Your instructions = Going through the entries below, work out how many lines have the string "this" in them. Give the number and nothing more.

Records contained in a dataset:
----------------------------------------

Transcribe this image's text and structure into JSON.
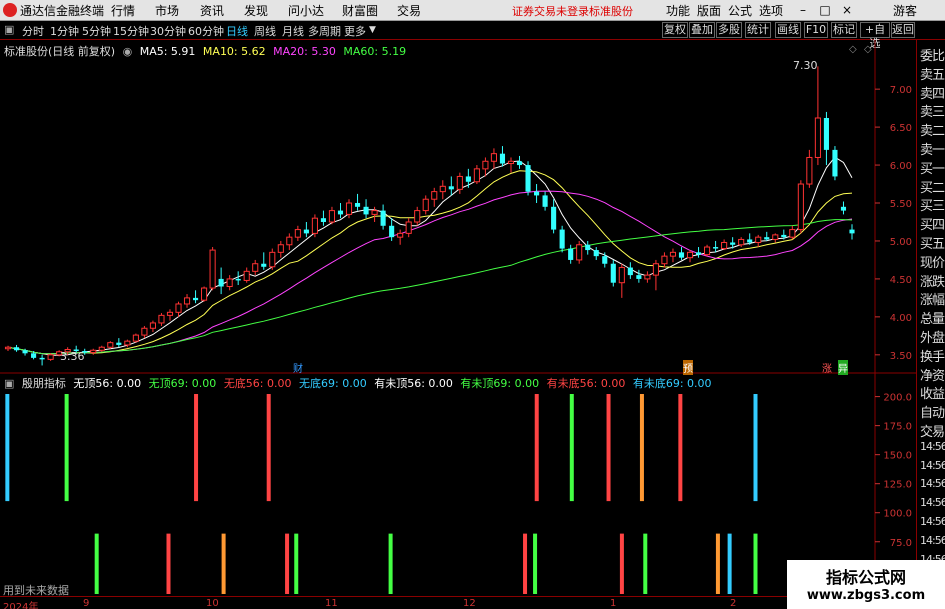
{
  "menubar": {
    "app_name": "通达信金融终端",
    "items": [
      "行情",
      "市场",
      "资讯",
      "发现",
      "问小达",
      "财富圈",
      "交易"
    ],
    "notice": "证券交易未登录",
    "notice2": "标准股份",
    "right_items": [
      "功能",
      "版面",
      "公式",
      "选项"
    ],
    "guest": "游客"
  },
  "toolbar": {
    "periods": [
      "分时",
      "1分钟",
      "5分钟",
      "15分钟",
      "30分钟",
      "60分钟",
      "日线",
      "周线",
      "月线",
      "多周期",
      "更多"
    ],
    "active_period": "日线",
    "right_buttons": [
      "复权",
      "叠加",
      "多股",
      "统计",
      "画线",
      "F10",
      "标记",
      "+自选",
      "返回"
    ]
  },
  "main_chart": {
    "stock_title": "标准股份(日线 前复权)",
    "ma": [
      {
        "label": "MA5: 5.91",
        "color": "#ffffff"
      },
      {
        "label": "MA10: 5.62",
        "color": "#ffff55"
      },
      {
        "label": "MA20: 5.30",
        "color": "#ff44ff"
      },
      {
        "label": "MA60: 5.19",
        "color": "#44ff44"
      }
    ],
    "high_label": "7.30",
    "low_label": "3.36",
    "markers": [
      "财",
      "预",
      "涨",
      "异"
    ]
  },
  "sub_chart": {
    "name": "殷朋指标",
    "legend": [
      {
        "label": "无顶56: 0.00",
        "color": "#ffffff"
      },
      {
        "label": "无顶69: 0.00",
        "color": "#44ff44"
      },
      {
        "label": "无底56: 0.00",
        "color": "#ff4444"
      },
      {
        "label": "无底69: 0.00",
        "color": "#33ccff"
      },
      {
        "label": "有未顶56: 0.00",
        "color": "#ffffff"
      },
      {
        "label": "有未顶69: 0.00",
        "color": "#44ff44"
      },
      {
        "label": "有未底56: 0.00",
        "color": "#ff4444"
      },
      {
        "label": "有未底69: 0.00",
        "color": "#33ccff"
      }
    ],
    "future_note": "用到未来数据"
  },
  "side_column": [
    "委比",
    "卖五",
    "卖四",
    "卖三",
    "卖二",
    "卖一",
    "买一",
    "买二",
    "买三",
    "买四",
    "买五",
    "现价",
    "涨跌",
    "涨幅",
    "总量",
    "外盘",
    "换手",
    "净资",
    "收益",
    "自动",
    "交易",
    "14:56",
    "14:56",
    "14:56",
    "14:56",
    "14:56",
    "14:56",
    "14:56",
    "14:56",
    "14:56"
  ],
  "date_axis": [
    "2024年",
    "9",
    "10",
    "11",
    "12",
    "1",
    "2"
  ],
  "watermark": {
    "line1": "指标公式网",
    "line2": "www.zbgs3.com"
  },
  "chart_data": [
    {
      "type": "candlestick",
      "title": "标准股份(日线 前复权)",
      "y_ticks": [
        7.0,
        6.5,
        6.0,
        5.5,
        5.0,
        4.5,
        4.0,
        3.5
      ],
      "ylim": [
        3.3,
        7.45
      ],
      "x_ticks": [
        "2024年",
        "9",
        "10",
        "11",
        "12",
        "1",
        "2"
      ],
      "ohlc": [
        [
          3.58,
          3.62,
          3.55,
          3.6
        ],
        [
          3.6,
          3.63,
          3.54,
          3.56
        ],
        [
          3.56,
          3.58,
          3.49,
          3.52
        ],
        [
          3.52,
          3.55,
          3.44,
          3.46
        ],
        [
          3.46,
          3.5,
          3.36,
          3.44
        ],
        [
          3.44,
          3.52,
          3.42,
          3.5
        ],
        [
          3.5,
          3.56,
          3.48,
          3.54
        ],
        [
          3.54,
          3.6,
          3.5,
          3.57
        ],
        [
          3.57,
          3.62,
          3.53,
          3.55
        ],
        [
          3.55,
          3.58,
          3.5,
          3.53
        ],
        [
          3.53,
          3.58,
          3.5,
          3.56
        ],
        [
          3.56,
          3.62,
          3.54,
          3.6
        ],
        [
          3.6,
          3.68,
          3.58,
          3.66
        ],
        [
          3.66,
          3.72,
          3.6,
          3.63
        ],
        [
          3.63,
          3.7,
          3.6,
          3.68
        ],
        [
          3.68,
          3.78,
          3.66,
          3.76
        ],
        [
          3.76,
          3.88,
          3.72,
          3.85
        ],
        [
          3.85,
          3.95,
          3.8,
          3.92
        ],
        [
          3.92,
          4.05,
          3.88,
          4.02
        ],
        [
          4.02,
          4.1,
          3.95,
          4.06
        ],
        [
          4.06,
          4.2,
          4.0,
          4.17
        ],
        [
          4.17,
          4.3,
          4.12,
          4.25
        ],
        [
          4.25,
          4.35,
          4.18,
          4.22
        ],
        [
          4.22,
          4.4,
          4.2,
          4.38
        ],
        [
          4.38,
          4.92,
          4.35,
          4.88
        ],
        [
          4.5,
          4.65,
          4.3,
          4.4
        ],
        [
          4.4,
          4.55,
          4.35,
          4.5
        ],
        [
          4.5,
          4.6,
          4.42,
          4.48
        ],
        [
          4.48,
          4.65,
          4.45,
          4.6
        ],
        [
          4.6,
          4.75,
          4.55,
          4.7
        ],
        [
          4.7,
          4.85,
          4.62,
          4.66
        ],
        [
          4.66,
          4.9,
          4.62,
          4.85
        ],
        [
          4.85,
          5.0,
          4.78,
          4.95
        ],
        [
          4.95,
          5.1,
          4.88,
          5.05
        ],
        [
          5.05,
          5.2,
          5.0,
          5.15
        ],
        [
          5.15,
          5.25,
          5.05,
          5.1
        ],
        [
          5.1,
          5.35,
          5.05,
          5.3
        ],
        [
          5.3,
          5.4,
          5.2,
          5.25
        ],
        [
          5.25,
          5.45,
          5.22,
          5.4
        ],
        [
          5.4,
          5.5,
          5.3,
          5.35
        ],
        [
          5.35,
          5.55,
          5.3,
          5.5
        ],
        [
          5.5,
          5.62,
          5.4,
          5.45
        ],
        [
          5.45,
          5.55,
          5.3,
          5.35
        ],
        [
          5.35,
          5.45,
          5.25,
          5.4
        ],
        [
          5.4,
          5.48,
          5.15,
          5.2
        ],
        [
          5.2,
          5.3,
          5.0,
          5.05
        ],
        [
          5.05,
          5.15,
          4.95,
          5.1
        ],
        [
          5.1,
          5.3,
          5.05,
          5.25
        ],
        [
          5.25,
          5.45,
          5.2,
          5.4
        ],
        [
          5.4,
          5.6,
          5.35,
          5.55
        ],
        [
          5.55,
          5.7,
          5.45,
          5.65
        ],
        [
          5.65,
          5.8,
          5.55,
          5.72
        ],
        [
          5.72,
          5.85,
          5.6,
          5.68
        ],
        [
          5.68,
          5.9,
          5.62,
          5.85
        ],
        [
          5.85,
          5.95,
          5.7,
          5.78
        ],
        [
          5.78,
          6.0,
          5.75,
          5.95
        ],
        [
          5.95,
          6.1,
          5.85,
          6.05
        ],
        [
          6.05,
          6.22,
          5.95,
          6.15
        ],
        [
          6.15,
          6.25,
          5.98,
          6.02
        ],
        [
          6.02,
          6.1,
          5.9,
          6.05
        ],
        [
          6.05,
          6.12,
          5.95,
          6.0
        ],
        [
          6.0,
          6.05,
          5.6,
          5.65
        ],
        [
          5.65,
          5.75,
          5.5,
          5.6
        ],
        [
          5.6,
          5.65,
          5.4,
          5.45
        ],
        [
          5.45,
          5.55,
          5.1,
          5.15
        ],
        [
          5.15,
          5.2,
          4.85,
          4.9
        ],
        [
          4.9,
          4.95,
          4.7,
          4.75
        ],
        [
          4.75,
          5.0,
          4.7,
          4.95
        ],
        [
          4.95,
          5.0,
          4.82,
          4.88
        ],
        [
          4.88,
          4.92,
          4.75,
          4.8
        ],
        [
          4.8,
          4.85,
          4.65,
          4.7
        ],
        [
          4.7,
          4.75,
          4.4,
          4.45
        ],
        [
          4.45,
          4.7,
          4.25,
          4.65
        ],
        [
          4.65,
          4.72,
          4.5,
          4.55
        ],
        [
          4.55,
          4.62,
          4.45,
          4.5
        ],
        [
          4.5,
          4.6,
          4.45,
          4.55
        ],
        [
          4.55,
          4.75,
          4.35,
          4.7
        ],
        [
          4.7,
          4.85,
          4.65,
          4.8
        ],
        [
          4.8,
          4.9,
          4.72,
          4.85
        ],
        [
          4.85,
          4.92,
          4.75,
          4.78
        ],
        [
          4.78,
          4.88,
          4.72,
          4.85
        ],
        [
          4.85,
          4.92,
          4.78,
          4.82
        ],
        [
          4.82,
          4.95,
          4.8,
          4.92
        ],
        [
          4.92,
          5.0,
          4.85,
          4.9
        ],
        [
          4.9,
          5.02,
          4.88,
          4.98
        ],
        [
          4.98,
          5.05,
          4.9,
          4.95
        ],
        [
          4.95,
          5.05,
          4.92,
          5.02
        ],
        [
          5.02,
          5.1,
          4.95,
          4.98
        ],
        [
          4.98,
          5.08,
          4.92,
          5.05
        ],
        [
          5.05,
          5.12,
          5.0,
          5.02
        ],
        [
          5.02,
          5.1,
          4.98,
          5.08
        ],
        [
          5.08,
          5.15,
          5.02,
          5.05
        ],
        [
          5.05,
          5.2,
          5.02,
          5.15
        ],
        [
          5.15,
          5.8,
          5.1,
          5.75
        ],
        [
          5.75,
          6.2,
          5.7,
          6.1
        ],
        [
          6.1,
          7.3,
          6.0,
          6.62
        ],
        [
          6.62,
          6.7,
          6.0,
          6.2
        ],
        [
          6.2,
          6.25,
          5.8,
          5.85
        ],
        [
          5.45,
          5.52,
          5.35,
          5.4
        ],
        [
          5.15,
          5.22,
          5.02,
          5.1
        ]
      ],
      "series": [
        {
          "name": "MA5",
          "last": 5.91
        },
        {
          "name": "MA10",
          "last": 5.62
        },
        {
          "name": "MA20",
          "last": 5.3
        },
        {
          "name": "MA60",
          "last": 5.19
        }
      ]
    },
    {
      "type": "bar",
      "title": "殷朋指标",
      "y_ticks": [
        200.0,
        175.0,
        150.0,
        125.0,
        100.0,
        75.0,
        50.0
      ],
      "ylim": [
        30,
        210
      ],
      "bars_top_row": [
        {
          "pos": 0.004,
          "color": "#33ccff"
        },
        {
          "pos": 0.075,
          "color": "#44ff44"
        },
        {
          "pos": 0.23,
          "color": "#ff4444"
        },
        {
          "pos": 0.317,
          "color": "#ff4444"
        },
        {
          "pos": 0.638,
          "color": "#ff4444"
        },
        {
          "pos": 0.68,
          "color": "#44ff44"
        },
        {
          "pos": 0.724,
          "color": "#ff4444"
        },
        {
          "pos": 0.764,
          "color": "#ff9933"
        },
        {
          "pos": 0.81,
          "color": "#ff4444"
        },
        {
          "pos": 0.9,
          "color": "#33ccff"
        }
      ],
      "bars_bottom_row": [
        {
          "pos": 0.111,
          "color": "#44ff44"
        },
        {
          "pos": 0.197,
          "color": "#ff4444"
        },
        {
          "pos": 0.263,
          "color": "#ff9933"
        },
        {
          "pos": 0.339,
          "color": "#ff4444"
        },
        {
          "pos": 0.35,
          "color": "#44ff44"
        },
        {
          "pos": 0.463,
          "color": "#44ff44"
        },
        {
          "pos": 0.624,
          "color": "#ff4444"
        },
        {
          "pos": 0.636,
          "color": "#44ff44"
        },
        {
          "pos": 0.74,
          "color": "#ff4444"
        },
        {
          "pos": 0.768,
          "color": "#44ff44"
        },
        {
          "pos": 0.855,
          "color": "#ff9933"
        },
        {
          "pos": 0.869,
          "color": "#33ccff"
        },
        {
          "pos": 0.9,
          "color": "#44ff44"
        }
      ]
    }
  ]
}
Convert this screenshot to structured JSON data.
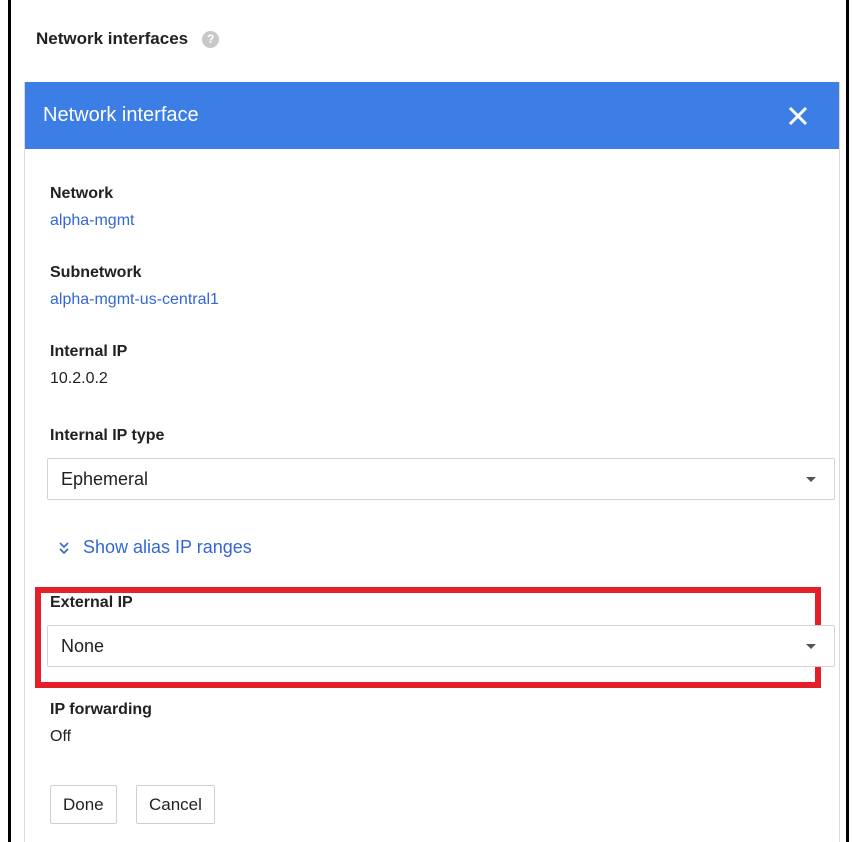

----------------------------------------

Response below = 2